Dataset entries
◇ ◇ ◇
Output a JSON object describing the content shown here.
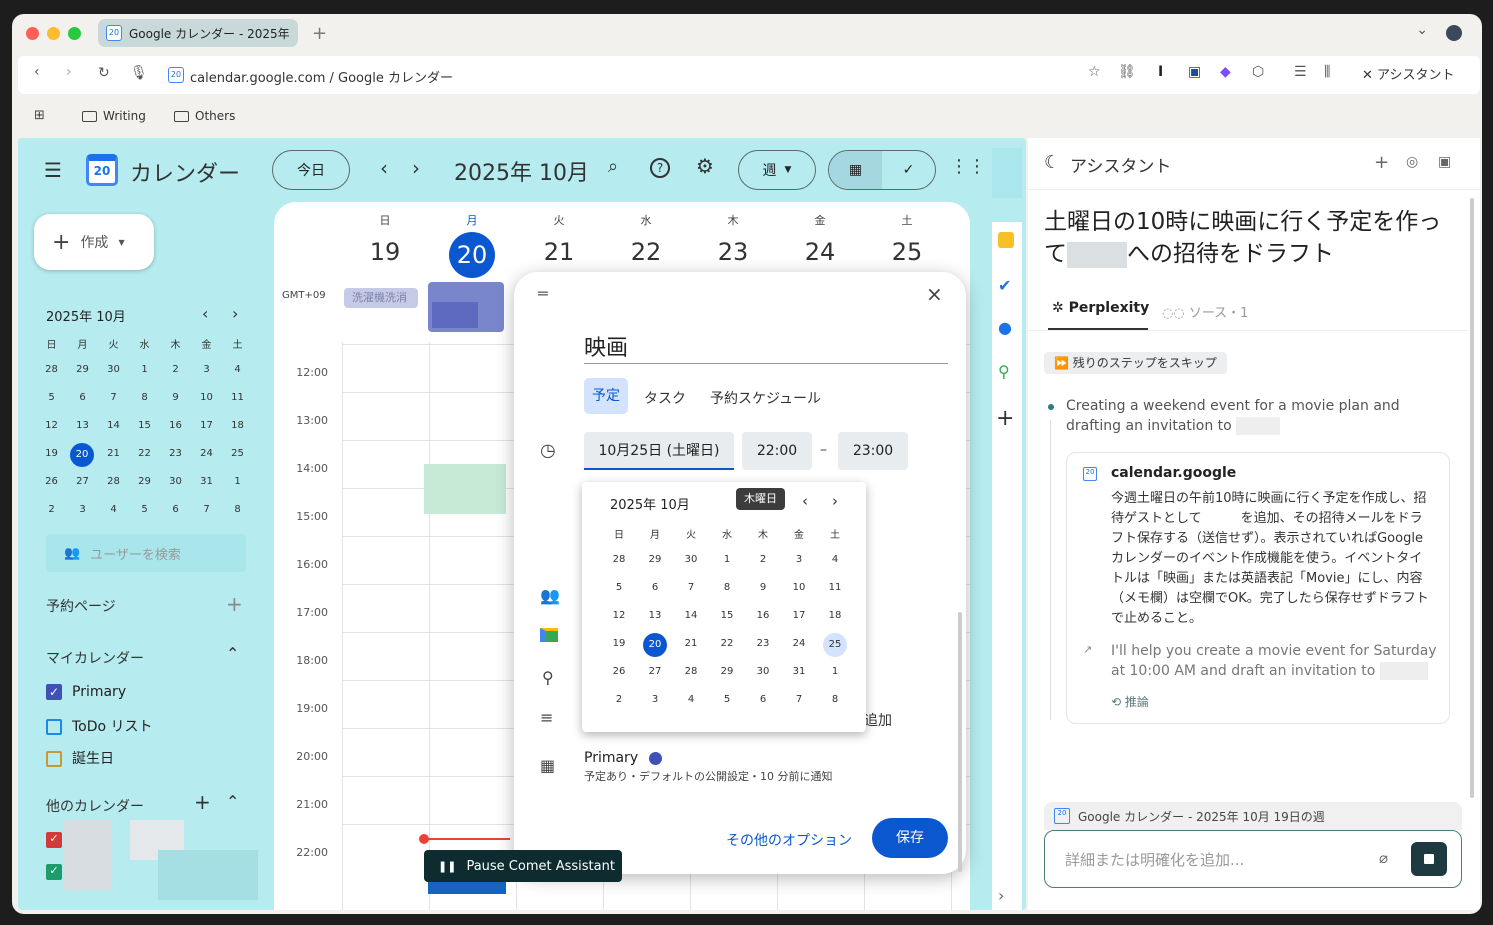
{
  "browser": {
    "tab_title": "Google カレンダー - 2025年",
    "favicon_text": "20",
    "url": "calendar.google.com / Google カレンダー",
    "assistant_button": "アシスタント",
    "bookmarks": [
      "Writing",
      "Others"
    ]
  },
  "calendar": {
    "app_name": "カレンダー",
    "today_button": "今日",
    "month_title": "2025年 10月",
    "view_select": "週",
    "create_button": "作成",
    "timezone": "GMT+09",
    "weekdays": [
      "日",
      "月",
      "火",
      "水",
      "木",
      "金",
      "土"
    ],
    "week_dates": [
      "19",
      "20",
      "21",
      "22",
      "23",
      "24",
      "25"
    ],
    "allday_event": "洗濯機洗消",
    "hours": [
      "12:00",
      "13:00",
      "14:00",
      "15:00",
      "16:00",
      "17:00",
      "18:00",
      "19:00",
      "20:00",
      "21:00",
      "22:00"
    ],
    "mini_cal": {
      "title": "2025年 10月",
      "rows": [
        [
          "28",
          "29",
          "30",
          "1",
          "2",
          "3",
          "4"
        ],
        [
          "5",
          "6",
          "7",
          "8",
          "9",
          "10",
          "11"
        ],
        [
          "12",
          "13",
          "14",
          "15",
          "16",
          "17",
          "18"
        ],
        [
          "19",
          "20",
          "21",
          "22",
          "23",
          "24",
          "25"
        ],
        [
          "26",
          "27",
          "28",
          "29",
          "30",
          "31",
          "1"
        ],
        [
          "2",
          "3",
          "4",
          "5",
          "6",
          "7",
          "8"
        ]
      ]
    },
    "search_users": "ユーザーを検索",
    "booking_pages": "予約ページ",
    "my_calendars_label": "マイカレンダー",
    "my_calendars": [
      {
        "name": "Primary",
        "color": "#3f51b5",
        "checked": true
      },
      {
        "name": "ToDo リスト",
        "color": "#1e88e5",
        "checked": false
      },
      {
        "name": "誕生日",
        "color": "#c49a3a",
        "checked": false
      }
    ],
    "other_calendars_label": "他のカレンダー"
  },
  "event_modal": {
    "title": "映画",
    "tabs": [
      "予定",
      "タスク",
      "予約スケジュール"
    ],
    "date": "10月25日 (土曜日)",
    "start_time": "22:00",
    "dash": "–",
    "end_time": "23:00",
    "datepicker_title": "2025年 10月",
    "tooltip": "木曜日",
    "partial_text": "追加",
    "calendar_name": "Primary",
    "calendar_sub": "予定あり・デフォルトの公開設定・10 分前に通知",
    "more_options": "その他のオプション",
    "save": "保存"
  },
  "comet_pause": "Pause Comet Assistant",
  "assistant": {
    "header": "アシスタント",
    "query_part1": "土曜日の10時に映画に行く予定を作って",
    "query_part2": "への招待をドラフト",
    "tab_perplexity": "Perplexity",
    "tab_sources": "ソース・1",
    "skip_steps": "残りのステップをスキップ",
    "step_text": "Creating a weekend event for a movie plan and drafting an invitation to",
    "card_title": "calendar.google",
    "card_body": "今週土曜日の午前10時に映画に行く予定を作成し、招待ゲストとして　　　を追加、その招待メールをドラフト保存する（送信せず）。表示されていればGoogleカレンダーのイベント作成機能を使う。イベントタイトルは「映画」または英語表記「Movie」にし、内容（メモ欄）は空欄でOK。完了したら保存せずドラフトで止めること。",
    "card_reply": "I'll help you create a movie event for Saturday at 10:00 AM and draft an invitation to",
    "reasoning": "推論",
    "context_chip": "Google カレンダー - 2025年 10月 19日の週",
    "input_placeholder": "詳細または明確化を追加..."
  },
  "colors": {
    "accent": "#0b57d0",
    "page_bg": "#b6ecef",
    "today": "#0b57d0"
  }
}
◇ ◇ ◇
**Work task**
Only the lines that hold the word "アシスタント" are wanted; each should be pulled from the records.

**Answer to this exercise**
    "assistant_button": "アシスタント",
    "header": "アシスタント",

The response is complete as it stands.